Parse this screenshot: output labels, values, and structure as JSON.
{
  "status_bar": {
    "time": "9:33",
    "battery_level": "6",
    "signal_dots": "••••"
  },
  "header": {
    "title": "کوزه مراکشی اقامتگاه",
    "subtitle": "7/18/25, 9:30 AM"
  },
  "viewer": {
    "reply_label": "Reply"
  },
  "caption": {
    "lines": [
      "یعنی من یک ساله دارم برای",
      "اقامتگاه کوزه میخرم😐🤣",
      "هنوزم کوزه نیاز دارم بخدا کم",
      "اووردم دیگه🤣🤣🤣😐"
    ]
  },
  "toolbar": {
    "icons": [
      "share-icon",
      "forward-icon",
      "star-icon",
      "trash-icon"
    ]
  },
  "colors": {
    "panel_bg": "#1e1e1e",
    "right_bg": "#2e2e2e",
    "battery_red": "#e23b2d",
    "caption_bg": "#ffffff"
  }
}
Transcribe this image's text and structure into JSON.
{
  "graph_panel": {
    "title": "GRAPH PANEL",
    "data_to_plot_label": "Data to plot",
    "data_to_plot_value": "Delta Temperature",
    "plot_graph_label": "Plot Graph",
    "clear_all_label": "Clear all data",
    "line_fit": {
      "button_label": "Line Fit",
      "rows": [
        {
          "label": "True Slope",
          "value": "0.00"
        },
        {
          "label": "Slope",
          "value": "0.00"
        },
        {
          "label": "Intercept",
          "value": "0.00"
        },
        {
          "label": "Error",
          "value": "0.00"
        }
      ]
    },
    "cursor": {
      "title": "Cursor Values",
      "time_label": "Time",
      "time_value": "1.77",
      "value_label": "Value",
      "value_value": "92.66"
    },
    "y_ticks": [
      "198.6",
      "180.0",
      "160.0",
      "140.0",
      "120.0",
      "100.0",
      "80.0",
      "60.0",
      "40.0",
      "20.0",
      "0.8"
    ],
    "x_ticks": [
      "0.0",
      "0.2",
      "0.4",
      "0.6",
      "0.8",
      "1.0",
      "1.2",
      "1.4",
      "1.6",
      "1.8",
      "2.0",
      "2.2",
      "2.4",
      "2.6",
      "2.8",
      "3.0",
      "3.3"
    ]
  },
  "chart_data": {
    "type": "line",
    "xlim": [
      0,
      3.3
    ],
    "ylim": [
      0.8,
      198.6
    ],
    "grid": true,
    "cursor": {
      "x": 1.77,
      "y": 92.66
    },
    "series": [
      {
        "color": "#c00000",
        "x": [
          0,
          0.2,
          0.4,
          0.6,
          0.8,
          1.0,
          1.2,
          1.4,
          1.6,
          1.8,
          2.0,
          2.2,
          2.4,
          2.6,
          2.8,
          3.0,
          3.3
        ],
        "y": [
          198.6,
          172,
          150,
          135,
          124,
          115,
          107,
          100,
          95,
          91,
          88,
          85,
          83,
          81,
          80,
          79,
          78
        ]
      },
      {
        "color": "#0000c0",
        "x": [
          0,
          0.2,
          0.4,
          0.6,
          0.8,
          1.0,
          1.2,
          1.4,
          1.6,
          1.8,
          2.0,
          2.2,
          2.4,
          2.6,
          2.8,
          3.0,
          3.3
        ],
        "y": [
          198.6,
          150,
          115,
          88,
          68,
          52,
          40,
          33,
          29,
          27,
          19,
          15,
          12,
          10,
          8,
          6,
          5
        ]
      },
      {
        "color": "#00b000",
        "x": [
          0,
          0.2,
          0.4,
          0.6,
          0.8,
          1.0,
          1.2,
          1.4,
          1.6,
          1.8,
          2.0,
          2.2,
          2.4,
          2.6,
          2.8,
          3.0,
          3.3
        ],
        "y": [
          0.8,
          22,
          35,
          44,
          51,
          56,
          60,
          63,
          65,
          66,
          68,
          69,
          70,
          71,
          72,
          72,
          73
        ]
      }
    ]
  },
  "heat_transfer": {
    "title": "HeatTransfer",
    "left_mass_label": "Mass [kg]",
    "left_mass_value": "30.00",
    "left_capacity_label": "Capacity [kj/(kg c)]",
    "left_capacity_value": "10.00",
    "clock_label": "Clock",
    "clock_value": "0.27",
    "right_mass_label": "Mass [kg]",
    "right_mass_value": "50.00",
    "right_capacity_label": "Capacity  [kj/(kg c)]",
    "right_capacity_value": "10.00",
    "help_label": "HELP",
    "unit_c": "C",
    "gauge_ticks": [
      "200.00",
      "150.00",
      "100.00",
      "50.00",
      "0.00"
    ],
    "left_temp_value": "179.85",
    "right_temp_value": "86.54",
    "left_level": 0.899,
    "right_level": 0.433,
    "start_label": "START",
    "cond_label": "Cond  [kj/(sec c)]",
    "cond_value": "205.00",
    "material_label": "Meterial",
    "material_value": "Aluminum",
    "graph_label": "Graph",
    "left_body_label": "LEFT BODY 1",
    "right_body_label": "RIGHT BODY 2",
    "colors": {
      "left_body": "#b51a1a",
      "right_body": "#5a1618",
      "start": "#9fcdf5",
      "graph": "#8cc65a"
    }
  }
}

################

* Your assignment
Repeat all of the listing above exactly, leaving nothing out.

* Solution for this task
Parse this screenshot: output labels, values, and structure as JSON.
{
  "status_bar": {
    "time": "9:33",
    "battery_level": "6",
    "signal_dots": "••••"
  },
  "header": {
    "title": "کوزه مراکشی اقامتگاه",
    "subtitle": "7/18/25, 9:30 AM"
  },
  "viewer": {
    "reply_label": "Reply"
  },
  "caption": {
    "lines": [
      "یعنی من یک ساله دارم برای",
      "اقامتگاه کوزه میخرم😐🤣",
      "هنوزم کوزه نیاز دارم بخدا کم",
      "اووردم دیگه🤣🤣🤣😐"
    ]
  },
  "toolbar": {
    "icons": [
      "share-icon",
      "forward-icon",
      "star-icon",
      "trash-icon"
    ]
  },
  "colors": {
    "panel_bg": "#1e1e1e",
    "right_bg": "#2e2e2e",
    "battery_red": "#e23b2d",
    "caption_bg": "#ffffff"
  }
}
Transcribe this image's text and structure into JSON.
{
  "graph_panel": {
    "title": "GRAPH PANEL",
    "data_to_plot_label": "Data to plot",
    "data_to_plot_value": "Delta Temperature",
    "plot_graph_label": "Plot Graph",
    "clear_all_label": "Clear all data",
    "line_fit": {
      "button_label": "Line Fit",
      "rows": [
        {
          "label": "True Slope",
          "value": "0.00"
        },
        {
          "label": "Slope",
          "value": "0.00"
        },
        {
          "label": "Intercept",
          "value": "0.00"
        },
        {
          "label": "Error",
          "value": "0.00"
        }
      ]
    },
    "cursor": {
      "title": "Cursor Values",
      "time_label": "Time",
      "time_value": "1.77",
      "value_label": "Value",
      "value_value": "92.66"
    },
    "y_ticks": [
      "198.6",
      "180.0",
      "160.0",
      "140.0",
      "120.0",
      "100.0",
      "80.0",
      "60.0",
      "40.0",
      "20.0",
      "0.8"
    ],
    "x_ticks": [
      "0.0",
      "0.2",
      "0.4",
      "0.6",
      "0.8",
      "1.0",
      "1.2",
      "1.4",
      "1.6",
      "1.8",
      "2.0",
      "2.2",
      "2.4",
      "2.6",
      "2.8",
      "3.0",
      "3.3"
    ]
  },
  "chart_data": {
    "type": "line",
    "xlim": [
      0,
      3.3
    ],
    "ylim": [
      0.8,
      198.6
    ],
    "grid": true,
    "cursor": {
      "x": 1.77,
      "y": 92.66
    },
    "series": [
      {
        "color": "#c00000",
        "x": [
          0,
          0.2,
          0.4,
          0.6,
          0.8,
          1.0,
          1.2,
          1.4,
          1.6,
          1.8,
          2.0,
          2.2,
          2.4,
          2.6,
          2.8,
          3.0,
          3.3
        ],
        "y": [
          198.6,
          172,
          150,
          135,
          124,
          115,
          107,
          100,
          95,
          91,
          88,
          85,
          83,
          81,
          80,
          79,
          78
        ]
      },
      {
        "color": "#0000c0",
        "x": [
          0,
          0.2,
          0.4,
          0.6,
          0.8,
          1.0,
          1.2,
          1.4,
          1.6,
          1.8,
          2.0,
          2.2,
          2.4,
          2.6,
          2.8,
          3.0,
          3.3
        ],
        "y": [
          198.6,
          150,
          115,
          88,
          68,
          52,
          40,
          33,
          29,
          27,
          19,
          15,
          12,
          10,
          8,
          6,
          5
        ]
      },
      {
        "color": "#00b000",
        "x": [
          0,
          0.2,
          0.4,
          0.6,
          0.8,
          1.0,
          1.2,
          1.4,
          1.6,
          1.8,
          2.0,
          2.2,
          2.4,
          2.6,
          2.8,
          3.0,
          3.3
        ],
        "y": [
          0.8,
          22,
          35,
          44,
          51,
          56,
          60,
          63,
          65,
          66,
          68,
          69,
          70,
          71,
          72,
          72,
          73
        ]
      }
    ]
  },
  "heat_transfer": {
    "title": "HeatTransfer",
    "left_mass_label": "Mass [kg]",
    "left_mass_value": "30.00",
    "left_capacity_label": "Capacity [kj/(kg c)]",
    "left_capacity_value": "10.00",
    "clock_label": "Clock",
    "clock_value": "0.27",
    "right_mass_label": "Mass [kg]",
    "right_mass_value": "50.00",
    "right_capacity_label": "Capacity  [kj/(kg c)]",
    "right_capacity_value": "10.00",
    "help_label": "HELP",
    "unit_c": "C",
    "gauge_ticks": [
      "200.00",
      "150.00",
      "100.00",
      "50.00",
      "0.00"
    ],
    "left_temp_value": "179.85",
    "right_temp_value": "86.54",
    "left_level": 0.899,
    "right_level": 0.433,
    "start_label": "START",
    "cond_label": "Cond  [kj/(sec c)]",
    "cond_value": "205.00",
    "material_label": "Meterial",
    "material_value": "Aluminum",
    "graph_label": "Graph",
    "left_body_label": "LEFT BODY 1",
    "right_body_label": "RIGHT BODY 2",
    "colors": {
      "left_body": "#b51a1a",
      "right_body": "#5a1618",
      "start": "#9fcdf5",
      "graph": "#8cc65a"
    }
  }
}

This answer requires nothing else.